Have you ever wondered what the red Easter egg symbolizes or why it’s the centerpiece of every Greek Easter table?
What is the first thing that comes to mind, when one thinks of Greece?
Is it its picturesque whitewashed islands and the bluest of blue seas, the Aegean?
Is it its five millennia of cultural heritage and history defining moments and inventions?
Is it perhaps its ever-present and abundant kallos?
Or could it be its unique Mediterranean cuisine that has so emphatically influenced Greek culture and still defines Greek life even today?

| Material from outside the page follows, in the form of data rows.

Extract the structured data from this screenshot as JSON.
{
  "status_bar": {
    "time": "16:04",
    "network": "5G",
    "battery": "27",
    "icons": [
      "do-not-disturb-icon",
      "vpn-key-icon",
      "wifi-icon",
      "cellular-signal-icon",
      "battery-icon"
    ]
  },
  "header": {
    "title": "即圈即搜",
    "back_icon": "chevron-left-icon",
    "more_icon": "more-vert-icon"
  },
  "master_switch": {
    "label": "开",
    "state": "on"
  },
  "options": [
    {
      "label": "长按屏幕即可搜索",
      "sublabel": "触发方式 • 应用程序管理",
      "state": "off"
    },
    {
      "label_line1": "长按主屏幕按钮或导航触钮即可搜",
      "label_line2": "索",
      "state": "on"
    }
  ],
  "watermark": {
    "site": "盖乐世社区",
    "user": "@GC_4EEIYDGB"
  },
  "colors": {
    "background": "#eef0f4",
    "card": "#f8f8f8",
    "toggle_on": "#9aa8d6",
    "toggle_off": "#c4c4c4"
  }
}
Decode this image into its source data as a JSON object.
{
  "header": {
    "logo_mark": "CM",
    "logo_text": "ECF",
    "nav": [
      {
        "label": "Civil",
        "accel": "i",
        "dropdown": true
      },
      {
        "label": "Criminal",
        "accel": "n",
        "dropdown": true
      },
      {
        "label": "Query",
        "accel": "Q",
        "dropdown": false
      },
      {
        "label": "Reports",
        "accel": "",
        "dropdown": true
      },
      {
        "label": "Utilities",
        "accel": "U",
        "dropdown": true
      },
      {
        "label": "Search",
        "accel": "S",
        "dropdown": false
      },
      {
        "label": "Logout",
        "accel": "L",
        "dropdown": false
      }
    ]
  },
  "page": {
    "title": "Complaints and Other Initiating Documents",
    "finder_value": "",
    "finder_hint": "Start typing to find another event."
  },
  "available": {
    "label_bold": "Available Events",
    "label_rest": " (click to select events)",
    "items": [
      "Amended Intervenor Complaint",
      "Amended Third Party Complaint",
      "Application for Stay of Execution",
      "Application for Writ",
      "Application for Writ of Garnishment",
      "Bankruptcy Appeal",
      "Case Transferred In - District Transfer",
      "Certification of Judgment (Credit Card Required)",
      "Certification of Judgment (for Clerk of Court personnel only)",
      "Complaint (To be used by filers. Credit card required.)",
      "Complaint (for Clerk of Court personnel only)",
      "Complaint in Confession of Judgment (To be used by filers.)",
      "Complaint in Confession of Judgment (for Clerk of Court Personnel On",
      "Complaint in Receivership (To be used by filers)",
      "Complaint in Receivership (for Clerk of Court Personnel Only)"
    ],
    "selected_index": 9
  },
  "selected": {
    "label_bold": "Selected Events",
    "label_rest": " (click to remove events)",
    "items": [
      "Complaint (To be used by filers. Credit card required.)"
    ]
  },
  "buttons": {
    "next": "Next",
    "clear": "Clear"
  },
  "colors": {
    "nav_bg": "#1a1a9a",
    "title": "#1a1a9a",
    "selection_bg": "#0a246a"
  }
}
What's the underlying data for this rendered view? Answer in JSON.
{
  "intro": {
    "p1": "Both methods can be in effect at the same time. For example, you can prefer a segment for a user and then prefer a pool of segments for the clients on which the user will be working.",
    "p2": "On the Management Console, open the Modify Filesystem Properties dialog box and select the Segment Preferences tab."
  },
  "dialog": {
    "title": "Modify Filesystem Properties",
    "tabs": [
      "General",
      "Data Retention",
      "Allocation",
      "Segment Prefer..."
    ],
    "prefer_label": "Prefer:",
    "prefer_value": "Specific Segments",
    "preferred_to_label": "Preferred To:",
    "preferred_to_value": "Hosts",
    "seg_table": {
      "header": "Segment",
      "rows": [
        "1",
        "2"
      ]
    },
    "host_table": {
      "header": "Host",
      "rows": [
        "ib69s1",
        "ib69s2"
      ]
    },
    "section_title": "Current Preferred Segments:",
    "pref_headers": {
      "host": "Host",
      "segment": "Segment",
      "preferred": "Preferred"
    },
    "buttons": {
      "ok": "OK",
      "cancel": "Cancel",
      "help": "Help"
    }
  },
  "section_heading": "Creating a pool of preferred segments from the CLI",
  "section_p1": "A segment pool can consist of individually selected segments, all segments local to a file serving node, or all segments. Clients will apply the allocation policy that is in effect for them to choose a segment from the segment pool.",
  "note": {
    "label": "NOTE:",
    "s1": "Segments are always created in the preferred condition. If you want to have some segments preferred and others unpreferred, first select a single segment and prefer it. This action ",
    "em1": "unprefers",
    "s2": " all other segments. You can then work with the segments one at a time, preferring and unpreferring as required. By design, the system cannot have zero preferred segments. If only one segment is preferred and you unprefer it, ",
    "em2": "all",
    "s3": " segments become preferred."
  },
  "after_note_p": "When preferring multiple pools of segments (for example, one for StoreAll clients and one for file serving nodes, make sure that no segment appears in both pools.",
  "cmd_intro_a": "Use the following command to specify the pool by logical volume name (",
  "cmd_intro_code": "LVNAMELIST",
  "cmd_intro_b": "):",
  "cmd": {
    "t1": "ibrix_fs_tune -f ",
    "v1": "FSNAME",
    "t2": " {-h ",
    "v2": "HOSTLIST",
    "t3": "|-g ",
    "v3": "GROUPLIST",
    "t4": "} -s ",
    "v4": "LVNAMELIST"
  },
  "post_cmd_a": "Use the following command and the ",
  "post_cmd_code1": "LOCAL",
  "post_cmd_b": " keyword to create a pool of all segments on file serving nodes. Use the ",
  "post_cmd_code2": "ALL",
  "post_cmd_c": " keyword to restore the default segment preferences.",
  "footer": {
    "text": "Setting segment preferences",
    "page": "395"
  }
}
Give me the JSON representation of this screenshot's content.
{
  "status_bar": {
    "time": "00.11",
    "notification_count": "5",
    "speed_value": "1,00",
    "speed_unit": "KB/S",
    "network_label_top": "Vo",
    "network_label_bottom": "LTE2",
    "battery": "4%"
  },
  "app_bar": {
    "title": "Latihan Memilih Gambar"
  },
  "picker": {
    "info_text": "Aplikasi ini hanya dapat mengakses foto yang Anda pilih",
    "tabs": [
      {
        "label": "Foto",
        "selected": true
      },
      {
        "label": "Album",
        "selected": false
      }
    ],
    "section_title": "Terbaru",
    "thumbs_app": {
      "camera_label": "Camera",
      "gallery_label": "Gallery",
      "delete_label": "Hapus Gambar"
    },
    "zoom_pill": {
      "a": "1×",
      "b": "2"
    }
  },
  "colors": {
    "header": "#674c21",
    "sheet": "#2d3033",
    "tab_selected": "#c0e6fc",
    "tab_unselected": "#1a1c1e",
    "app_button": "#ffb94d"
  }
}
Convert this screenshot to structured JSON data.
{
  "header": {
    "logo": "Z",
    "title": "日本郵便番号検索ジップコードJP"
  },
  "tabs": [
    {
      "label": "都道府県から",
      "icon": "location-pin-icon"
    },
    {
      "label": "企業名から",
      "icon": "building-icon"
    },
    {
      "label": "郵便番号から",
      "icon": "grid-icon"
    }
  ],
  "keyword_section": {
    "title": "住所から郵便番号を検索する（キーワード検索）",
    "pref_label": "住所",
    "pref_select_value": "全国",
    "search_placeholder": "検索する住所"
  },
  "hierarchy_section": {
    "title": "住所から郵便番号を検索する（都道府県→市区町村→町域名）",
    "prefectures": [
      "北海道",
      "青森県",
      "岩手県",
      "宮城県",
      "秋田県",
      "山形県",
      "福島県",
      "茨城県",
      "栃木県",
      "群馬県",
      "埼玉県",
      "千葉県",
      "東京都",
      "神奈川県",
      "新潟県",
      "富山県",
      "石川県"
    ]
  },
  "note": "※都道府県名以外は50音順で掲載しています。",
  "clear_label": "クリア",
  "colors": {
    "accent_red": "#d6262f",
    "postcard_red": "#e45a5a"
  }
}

The temple of Poseidon, the ancient Greek god of the sea, dominates the southernmost tip of Attica, where the horizon meets the Aegean Sea. Perched on the craggy rocks of Cape Sounio, the temple is enveloped in myth and historic facts dated from antiquity until the present times.
It is a narrow promontory on the southeast coast of Lakonia, Peloponnese, today a small island that used to be a peninsula in the distant past, according to ancient Greek traveller Pausanias’ “Guide to Greece”.
Tsiknopempti is the Thursday during Carnival. It takes place 11 days before the start of Greek Orthodox Lent. In 2019, Tsiknopempti is February 28 and Greek Lent begins on March 11. Tsiknopempti signals the start of the last weekend that observant Greek Orthodox Church members are permitted to eat meat before fasting for Lent.
Amongst the picturesque cliffs of Mount Athos, Greece, lives a community of monks who have been on this sacred piece of land for centuries. Isolated and hard to reach, the mountain is one of the most important places in the Christian Orthodox world.
Seemingly everyone around the world dreams of taking a vacation in Greece, and apparently they are on to something. Greece has just been named one of the “Most Hospitable Places in the World” in a report released by Booking.com.